Room: ePoster Forums
Purpose: We present an analytic solution to determine shutter dose for the Leksell Gamma Knife ICON system. For the purpose of this abstract, shutter dose is the dose contribution at isocenter of a solid water phantom while the collimators move from completely-blocking to completely-exposing the 192 Co-60 sources. The classical definition of transit dose does not take into account partial volume effects of the ion chamber or diode detector and should include the dose in moving from the home position to the treatment position and back.

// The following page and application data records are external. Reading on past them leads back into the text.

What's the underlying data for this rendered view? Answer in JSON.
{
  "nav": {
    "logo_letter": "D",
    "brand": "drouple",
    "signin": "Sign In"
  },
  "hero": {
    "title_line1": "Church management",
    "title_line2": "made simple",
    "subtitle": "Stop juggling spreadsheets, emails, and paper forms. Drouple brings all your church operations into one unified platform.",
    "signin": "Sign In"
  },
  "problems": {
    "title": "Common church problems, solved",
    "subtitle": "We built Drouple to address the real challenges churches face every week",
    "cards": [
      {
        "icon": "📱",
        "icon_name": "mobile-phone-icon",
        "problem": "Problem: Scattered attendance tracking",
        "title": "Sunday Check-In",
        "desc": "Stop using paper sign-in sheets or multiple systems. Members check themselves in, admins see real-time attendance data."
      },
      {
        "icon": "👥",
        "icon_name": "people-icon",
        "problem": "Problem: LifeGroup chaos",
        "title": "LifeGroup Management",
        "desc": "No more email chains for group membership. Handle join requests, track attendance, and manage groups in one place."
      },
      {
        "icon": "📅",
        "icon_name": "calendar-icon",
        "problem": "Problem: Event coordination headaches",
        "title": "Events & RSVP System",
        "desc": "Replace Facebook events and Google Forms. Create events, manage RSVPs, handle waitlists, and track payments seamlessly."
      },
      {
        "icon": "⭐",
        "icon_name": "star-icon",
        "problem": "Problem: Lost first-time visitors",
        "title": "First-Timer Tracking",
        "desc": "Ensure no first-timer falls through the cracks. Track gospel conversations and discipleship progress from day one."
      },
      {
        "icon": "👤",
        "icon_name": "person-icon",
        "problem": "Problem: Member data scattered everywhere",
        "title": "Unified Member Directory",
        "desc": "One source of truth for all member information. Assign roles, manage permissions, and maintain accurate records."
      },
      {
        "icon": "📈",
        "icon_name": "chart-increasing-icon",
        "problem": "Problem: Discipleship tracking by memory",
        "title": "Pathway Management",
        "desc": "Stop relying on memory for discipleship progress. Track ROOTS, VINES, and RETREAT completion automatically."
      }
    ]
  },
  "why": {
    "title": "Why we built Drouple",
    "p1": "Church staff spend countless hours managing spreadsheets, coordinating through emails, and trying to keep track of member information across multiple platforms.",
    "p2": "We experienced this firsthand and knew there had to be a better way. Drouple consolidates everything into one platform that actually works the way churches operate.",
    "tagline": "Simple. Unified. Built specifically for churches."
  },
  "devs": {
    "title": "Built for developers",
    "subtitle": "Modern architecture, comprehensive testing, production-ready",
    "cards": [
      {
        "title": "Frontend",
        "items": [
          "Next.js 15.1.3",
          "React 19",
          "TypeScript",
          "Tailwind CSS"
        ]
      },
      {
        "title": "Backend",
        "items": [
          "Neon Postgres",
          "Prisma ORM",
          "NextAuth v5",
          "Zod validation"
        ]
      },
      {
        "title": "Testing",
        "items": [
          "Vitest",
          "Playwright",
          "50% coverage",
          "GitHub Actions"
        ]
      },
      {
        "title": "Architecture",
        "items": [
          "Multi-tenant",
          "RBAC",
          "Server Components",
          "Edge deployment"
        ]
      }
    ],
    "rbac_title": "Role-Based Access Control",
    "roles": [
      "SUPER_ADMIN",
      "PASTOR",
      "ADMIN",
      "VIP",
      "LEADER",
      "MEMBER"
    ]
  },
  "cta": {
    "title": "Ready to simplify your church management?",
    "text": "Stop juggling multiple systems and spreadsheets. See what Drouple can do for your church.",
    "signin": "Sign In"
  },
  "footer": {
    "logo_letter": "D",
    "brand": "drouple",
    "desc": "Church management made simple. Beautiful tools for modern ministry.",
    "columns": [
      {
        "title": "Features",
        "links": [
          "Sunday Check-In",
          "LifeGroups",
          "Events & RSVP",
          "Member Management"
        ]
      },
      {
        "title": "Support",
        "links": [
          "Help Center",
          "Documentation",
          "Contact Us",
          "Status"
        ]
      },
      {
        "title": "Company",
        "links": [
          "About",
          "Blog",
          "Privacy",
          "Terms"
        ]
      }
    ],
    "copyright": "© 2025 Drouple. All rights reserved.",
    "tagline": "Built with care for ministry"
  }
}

Methods: Current collected by a microDiamond detector was measured as a function of time with a high frequency electrometer, which recorded charge and current at 0.04s intervals. Shutter times for each collimator: 4mm, 8mm, and 16mm were determined and the time to traverse the 4mm collimator. Shutter times were determined from a visual inspection of the current vs. time graph. A Matlab routine was then developed to determine the accumulated doses by integrating the differential plot areas as the collimators transitioned from blocked to full exposure assuming constant velocity.
Results: The measured shutter times for the 16mm, 8mm and 4mm collimators were 0.28s, 0.24s, and 0.24s+/-0.4s respectively. Collimator shutter doses were derived by integrating the instantaneous exposed areas as the collimators move into full source exposure position over the measured shutter time intervals. The ratio of this integral to the area that would have been irradiated if the shutter time was zero is 0.4244. This method resulted in shutter doses of 0.65cGy, 0.50cGy and 0.46cGy for the 16mm, 8mm and 4mm collimators, respectively, assuming a nominal source doserate of 3.3Gy/min or 5.5cGy/s. Transit dose includes sources accelerating and returning to blocked position.
Conclusion: Shutter dose constancy can be accurately determined each month with this method in a single acquisition for each collimator.